Esperanto is so strongly obligatory that its use is expected among any two Esperantists even if they speak the same native language. The act of using one’s native language with an Esperantist of the same mother tongue, referred to with the Esperanto neologism krokodilado, is one of the great taboos of the Esperanto movement and generally invites a scolding from other members of the movement.
The argument may arise that people attend congresses for the sake of practicing Esperanto and therefore it is inappropriate to speak other languages. The first response is that, provided that they understand one another, it is never inappropriate for two people to speak the native language of one or the other, for to do otherwise is to rule out any true cultural exchange. A second response is that Esperantists cannot be expected to limit this insistence on Esperanto to congresses, for many Esperantists look to congresses as ideal environments. Many times have I heard some Esperantist say “How I wish the whole world were like an Esperanto congress!” The norms of congresses, including the censure of the use of any language other than Esperanto, would serve as models for all international communications, as well as for communication in international contexts between two people of the same native language.

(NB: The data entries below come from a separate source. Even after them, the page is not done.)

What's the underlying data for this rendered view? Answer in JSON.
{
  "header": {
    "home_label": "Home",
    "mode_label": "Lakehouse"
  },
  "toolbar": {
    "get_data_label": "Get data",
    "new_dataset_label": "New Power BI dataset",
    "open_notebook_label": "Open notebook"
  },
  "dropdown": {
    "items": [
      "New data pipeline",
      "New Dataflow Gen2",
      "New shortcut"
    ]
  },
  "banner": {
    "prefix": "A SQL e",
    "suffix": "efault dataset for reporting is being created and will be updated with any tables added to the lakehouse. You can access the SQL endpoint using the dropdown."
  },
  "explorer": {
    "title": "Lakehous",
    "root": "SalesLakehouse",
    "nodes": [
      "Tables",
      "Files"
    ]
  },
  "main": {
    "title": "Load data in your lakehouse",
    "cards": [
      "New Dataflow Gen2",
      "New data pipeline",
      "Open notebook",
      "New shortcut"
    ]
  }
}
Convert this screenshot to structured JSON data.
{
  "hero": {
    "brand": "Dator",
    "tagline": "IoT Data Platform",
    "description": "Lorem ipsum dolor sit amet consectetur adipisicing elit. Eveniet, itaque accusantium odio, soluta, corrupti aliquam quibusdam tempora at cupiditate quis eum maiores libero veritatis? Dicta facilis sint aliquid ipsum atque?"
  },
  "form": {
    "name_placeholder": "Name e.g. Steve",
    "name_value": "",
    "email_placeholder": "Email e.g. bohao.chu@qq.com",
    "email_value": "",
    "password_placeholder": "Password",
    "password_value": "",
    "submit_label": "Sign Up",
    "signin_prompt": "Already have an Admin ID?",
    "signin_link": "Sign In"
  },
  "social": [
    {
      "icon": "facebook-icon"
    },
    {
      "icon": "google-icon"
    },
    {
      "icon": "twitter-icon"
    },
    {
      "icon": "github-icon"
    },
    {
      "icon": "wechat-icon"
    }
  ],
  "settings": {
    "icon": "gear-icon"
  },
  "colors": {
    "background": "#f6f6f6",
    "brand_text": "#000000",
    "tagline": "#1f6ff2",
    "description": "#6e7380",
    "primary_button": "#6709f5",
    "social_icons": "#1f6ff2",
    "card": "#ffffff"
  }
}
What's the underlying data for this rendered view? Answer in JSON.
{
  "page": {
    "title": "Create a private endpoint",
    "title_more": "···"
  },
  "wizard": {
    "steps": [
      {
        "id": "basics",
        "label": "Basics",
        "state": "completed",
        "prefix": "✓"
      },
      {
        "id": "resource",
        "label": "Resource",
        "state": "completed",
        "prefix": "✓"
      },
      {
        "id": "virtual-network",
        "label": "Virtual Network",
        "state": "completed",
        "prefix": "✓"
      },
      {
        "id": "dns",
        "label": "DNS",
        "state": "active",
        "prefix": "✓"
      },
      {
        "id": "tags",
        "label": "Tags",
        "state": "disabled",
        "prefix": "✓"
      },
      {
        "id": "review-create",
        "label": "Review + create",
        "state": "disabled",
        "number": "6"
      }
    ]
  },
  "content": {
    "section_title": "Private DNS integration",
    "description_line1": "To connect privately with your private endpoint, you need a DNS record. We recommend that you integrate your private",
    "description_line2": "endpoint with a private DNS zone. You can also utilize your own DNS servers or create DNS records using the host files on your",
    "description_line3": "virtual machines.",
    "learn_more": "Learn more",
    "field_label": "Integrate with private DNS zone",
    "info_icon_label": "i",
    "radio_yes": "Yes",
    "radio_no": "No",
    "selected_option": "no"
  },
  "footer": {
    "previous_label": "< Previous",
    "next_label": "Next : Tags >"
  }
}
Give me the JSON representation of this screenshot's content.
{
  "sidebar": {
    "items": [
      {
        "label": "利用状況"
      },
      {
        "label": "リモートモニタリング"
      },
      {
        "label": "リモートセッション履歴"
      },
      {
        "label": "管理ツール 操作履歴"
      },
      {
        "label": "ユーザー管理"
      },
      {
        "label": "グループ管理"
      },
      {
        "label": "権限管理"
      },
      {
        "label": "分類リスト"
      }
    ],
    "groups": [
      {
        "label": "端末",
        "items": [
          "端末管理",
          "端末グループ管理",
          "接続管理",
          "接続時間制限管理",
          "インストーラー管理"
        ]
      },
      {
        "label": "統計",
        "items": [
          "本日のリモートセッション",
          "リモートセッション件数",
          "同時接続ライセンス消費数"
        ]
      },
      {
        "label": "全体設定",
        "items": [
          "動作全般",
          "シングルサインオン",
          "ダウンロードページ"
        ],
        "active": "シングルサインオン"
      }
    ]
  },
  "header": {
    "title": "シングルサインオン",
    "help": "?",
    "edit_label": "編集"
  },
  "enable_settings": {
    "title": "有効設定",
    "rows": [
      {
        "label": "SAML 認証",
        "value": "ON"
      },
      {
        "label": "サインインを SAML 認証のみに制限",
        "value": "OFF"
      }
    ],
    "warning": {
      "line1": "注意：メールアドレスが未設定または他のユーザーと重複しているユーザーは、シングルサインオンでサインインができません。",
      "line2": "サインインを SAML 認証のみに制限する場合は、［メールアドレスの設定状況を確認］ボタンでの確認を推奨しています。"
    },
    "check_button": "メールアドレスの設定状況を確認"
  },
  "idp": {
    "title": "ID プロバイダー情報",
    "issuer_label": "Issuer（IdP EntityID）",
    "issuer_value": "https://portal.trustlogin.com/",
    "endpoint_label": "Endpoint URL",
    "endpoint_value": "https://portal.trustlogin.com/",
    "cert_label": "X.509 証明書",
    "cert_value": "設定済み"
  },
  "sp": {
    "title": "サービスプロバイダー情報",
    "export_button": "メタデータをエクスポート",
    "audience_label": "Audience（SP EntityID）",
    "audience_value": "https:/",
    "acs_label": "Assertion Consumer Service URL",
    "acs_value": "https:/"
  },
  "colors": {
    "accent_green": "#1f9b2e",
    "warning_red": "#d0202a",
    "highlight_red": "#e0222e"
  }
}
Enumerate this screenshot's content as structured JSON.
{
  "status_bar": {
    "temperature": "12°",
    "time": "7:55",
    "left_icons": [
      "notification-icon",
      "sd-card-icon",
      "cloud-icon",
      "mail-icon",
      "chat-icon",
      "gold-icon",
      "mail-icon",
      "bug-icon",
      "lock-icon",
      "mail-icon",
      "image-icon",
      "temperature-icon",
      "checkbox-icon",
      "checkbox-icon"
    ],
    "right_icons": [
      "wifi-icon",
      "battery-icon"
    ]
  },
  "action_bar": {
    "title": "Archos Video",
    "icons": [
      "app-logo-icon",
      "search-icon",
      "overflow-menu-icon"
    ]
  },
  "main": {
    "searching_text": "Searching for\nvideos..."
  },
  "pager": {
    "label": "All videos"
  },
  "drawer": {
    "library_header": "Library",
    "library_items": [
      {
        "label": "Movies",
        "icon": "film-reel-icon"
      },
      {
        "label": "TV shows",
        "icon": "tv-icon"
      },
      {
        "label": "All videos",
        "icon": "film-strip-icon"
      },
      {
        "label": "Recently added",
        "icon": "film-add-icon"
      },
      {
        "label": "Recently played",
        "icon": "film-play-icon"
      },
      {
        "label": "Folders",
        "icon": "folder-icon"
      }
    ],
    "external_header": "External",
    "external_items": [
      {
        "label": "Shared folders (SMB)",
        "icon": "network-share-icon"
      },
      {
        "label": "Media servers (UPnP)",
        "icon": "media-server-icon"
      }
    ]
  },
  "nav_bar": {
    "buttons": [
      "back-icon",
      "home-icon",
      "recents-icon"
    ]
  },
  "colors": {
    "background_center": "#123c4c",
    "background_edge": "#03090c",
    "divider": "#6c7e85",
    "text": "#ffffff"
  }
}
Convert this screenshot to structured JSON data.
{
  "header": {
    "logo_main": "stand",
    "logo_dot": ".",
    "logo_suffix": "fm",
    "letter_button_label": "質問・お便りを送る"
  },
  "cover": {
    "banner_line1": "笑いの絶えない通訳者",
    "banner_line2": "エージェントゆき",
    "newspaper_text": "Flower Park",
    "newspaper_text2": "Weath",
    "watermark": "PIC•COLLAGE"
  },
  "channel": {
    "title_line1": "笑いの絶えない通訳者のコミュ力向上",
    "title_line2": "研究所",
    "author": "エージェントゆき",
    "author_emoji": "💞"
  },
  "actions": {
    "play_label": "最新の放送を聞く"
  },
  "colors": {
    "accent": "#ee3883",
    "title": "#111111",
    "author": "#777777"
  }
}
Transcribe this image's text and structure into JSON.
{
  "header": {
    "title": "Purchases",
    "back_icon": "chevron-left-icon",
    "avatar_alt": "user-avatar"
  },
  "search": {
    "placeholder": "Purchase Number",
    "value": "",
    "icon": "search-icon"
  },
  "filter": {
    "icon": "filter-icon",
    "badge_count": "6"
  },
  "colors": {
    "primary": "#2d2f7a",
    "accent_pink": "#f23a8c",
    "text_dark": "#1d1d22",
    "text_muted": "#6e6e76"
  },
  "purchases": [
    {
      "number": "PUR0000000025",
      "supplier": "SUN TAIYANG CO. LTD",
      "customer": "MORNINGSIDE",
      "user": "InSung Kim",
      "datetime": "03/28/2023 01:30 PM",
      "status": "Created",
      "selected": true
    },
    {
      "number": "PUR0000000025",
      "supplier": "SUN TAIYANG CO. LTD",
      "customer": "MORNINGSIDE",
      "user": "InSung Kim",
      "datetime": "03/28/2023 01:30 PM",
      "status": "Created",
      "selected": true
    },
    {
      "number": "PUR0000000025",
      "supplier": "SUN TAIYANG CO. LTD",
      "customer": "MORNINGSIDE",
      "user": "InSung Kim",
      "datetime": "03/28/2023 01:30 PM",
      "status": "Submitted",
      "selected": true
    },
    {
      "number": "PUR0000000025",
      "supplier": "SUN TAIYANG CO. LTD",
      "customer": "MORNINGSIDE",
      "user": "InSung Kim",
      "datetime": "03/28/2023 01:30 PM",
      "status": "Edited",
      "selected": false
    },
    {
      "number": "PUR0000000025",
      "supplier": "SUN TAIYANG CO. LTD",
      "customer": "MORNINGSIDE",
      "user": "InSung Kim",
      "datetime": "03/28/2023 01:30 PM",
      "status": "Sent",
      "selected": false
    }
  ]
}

He also says that “in sheltering them entirely from the local language, congresses give participants no true contact with the host country.” An interesting take on a movement I don’t know much about, and I’ll be curious to see what better-informed readers have to say.